[Element data from apps and pages]

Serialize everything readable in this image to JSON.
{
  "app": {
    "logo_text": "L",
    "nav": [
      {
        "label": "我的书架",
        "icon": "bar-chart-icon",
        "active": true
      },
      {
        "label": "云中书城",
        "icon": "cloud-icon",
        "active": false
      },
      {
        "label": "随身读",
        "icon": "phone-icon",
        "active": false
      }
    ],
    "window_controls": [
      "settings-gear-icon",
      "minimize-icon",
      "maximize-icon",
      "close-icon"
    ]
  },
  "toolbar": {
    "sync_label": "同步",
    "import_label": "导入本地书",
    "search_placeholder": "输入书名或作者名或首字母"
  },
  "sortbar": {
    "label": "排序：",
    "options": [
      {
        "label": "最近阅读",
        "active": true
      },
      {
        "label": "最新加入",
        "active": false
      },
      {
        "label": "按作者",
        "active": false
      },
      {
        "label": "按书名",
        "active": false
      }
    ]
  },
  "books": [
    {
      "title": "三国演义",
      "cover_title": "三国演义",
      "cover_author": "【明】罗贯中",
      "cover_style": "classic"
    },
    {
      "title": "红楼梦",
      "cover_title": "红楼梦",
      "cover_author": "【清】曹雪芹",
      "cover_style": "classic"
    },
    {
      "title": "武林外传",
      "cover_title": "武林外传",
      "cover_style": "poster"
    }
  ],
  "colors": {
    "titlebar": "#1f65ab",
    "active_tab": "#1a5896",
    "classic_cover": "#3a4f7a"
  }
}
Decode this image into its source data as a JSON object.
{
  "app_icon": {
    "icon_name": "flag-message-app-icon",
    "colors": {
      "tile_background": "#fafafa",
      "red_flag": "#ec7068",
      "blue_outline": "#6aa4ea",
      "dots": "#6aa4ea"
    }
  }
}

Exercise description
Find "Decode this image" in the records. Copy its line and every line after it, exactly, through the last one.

Response for this exercise
Decode this image into its source data as a JSON object.
{
  "app_icon": {
    "icon_name": "flag-message-app-icon",
    "colors": {
      "tile_background": "#fafafa",
      "red_flag": "#ec7068",
      "blue_outline": "#6aa4ea",
      "dots": "#6aa4ea"
    }
  }
}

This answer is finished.